October 07, 2005
Sugar Land Kiddie Roundup ends in dismissals

Remember the Sugar Land Kiddie Roundup, in which a bunch of kids who were attending a parentless party at which alcohol was present but who were not drinking got busted for minor-in-possession by the overzealous SLPD? (See here and here if you need your memory refreshed.) The good news for them is that their charges have been dismissed.

With too many defendants, attorneys and court-watchers to fit in Sugar Land's municipal courtoom, the teens went to trial today in city council chambers, but after a morning of testimony, prosecutors asked that the case be dismissed because it was proving too difficult for police to indentify by face those they arrested.


Testimony got under way today with Officer Tod Cox describing how he was sent to the home to investigate a loud noise complaint.

Cox said he saw five or six young people standing outside the home and the people fled when they saw the officer approaching him.

After entering the home and seeing there were no adults present, Cox and other officers talked about what action they should take.

"We began issuing citations to everyone who was there," Cox said.

City and police officials have been defending the actions of the officers, saying teen drinking is a serious offense.

"We have all seen the tragic aftermath of underage drinking," said police chief Steve Griffith.

And here we see the tragic aftermath of lazy, overreactive policing.
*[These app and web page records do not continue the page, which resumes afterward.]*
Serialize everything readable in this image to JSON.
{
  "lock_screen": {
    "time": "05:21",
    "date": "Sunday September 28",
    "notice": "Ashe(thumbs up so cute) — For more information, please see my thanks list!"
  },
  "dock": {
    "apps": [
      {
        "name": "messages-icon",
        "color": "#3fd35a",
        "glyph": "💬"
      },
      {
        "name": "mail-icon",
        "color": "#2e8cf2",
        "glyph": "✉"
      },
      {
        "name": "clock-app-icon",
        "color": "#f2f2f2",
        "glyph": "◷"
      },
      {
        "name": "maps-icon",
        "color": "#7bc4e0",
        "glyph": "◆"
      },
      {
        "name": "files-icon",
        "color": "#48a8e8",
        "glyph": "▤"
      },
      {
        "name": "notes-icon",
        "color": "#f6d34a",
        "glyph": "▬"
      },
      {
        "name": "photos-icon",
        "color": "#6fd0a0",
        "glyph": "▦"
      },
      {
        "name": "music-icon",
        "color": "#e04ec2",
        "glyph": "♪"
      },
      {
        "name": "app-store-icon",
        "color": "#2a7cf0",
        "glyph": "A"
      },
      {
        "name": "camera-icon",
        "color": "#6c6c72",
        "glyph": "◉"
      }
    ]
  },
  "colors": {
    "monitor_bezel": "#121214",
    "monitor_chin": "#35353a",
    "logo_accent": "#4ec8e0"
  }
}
Maybe next time, if it's not too much trouble, you could make an effort to distinguish between lawbreaking and innocent bystanding. Might save you some embarrassment later on.

(By the way, the original story identifies Lisa Womack as the Sugar Land Police Chief. Anyone know what happened to her?)

Posted by Charles Kuffner on October 07, 2005 to Crime and Punishment | TrackBack

Lisa Womack accepted a chief of police job in Illinois a few months back. Here's the story.

That's great for those kids, but KPRC reported last night that those who went ahead and pled guilty to get the deal over with will have their convictions stand. Plus, if I remember another story correctly (might have been the original Press story or a follow-up), but a lot of those kids are now seniors who were forbidden from participating in extra-curricular activities because of the charges. Football, marching band, and other activities are halfway finished by now.

Posted by: Chris on October 7, 2005 11:18 AM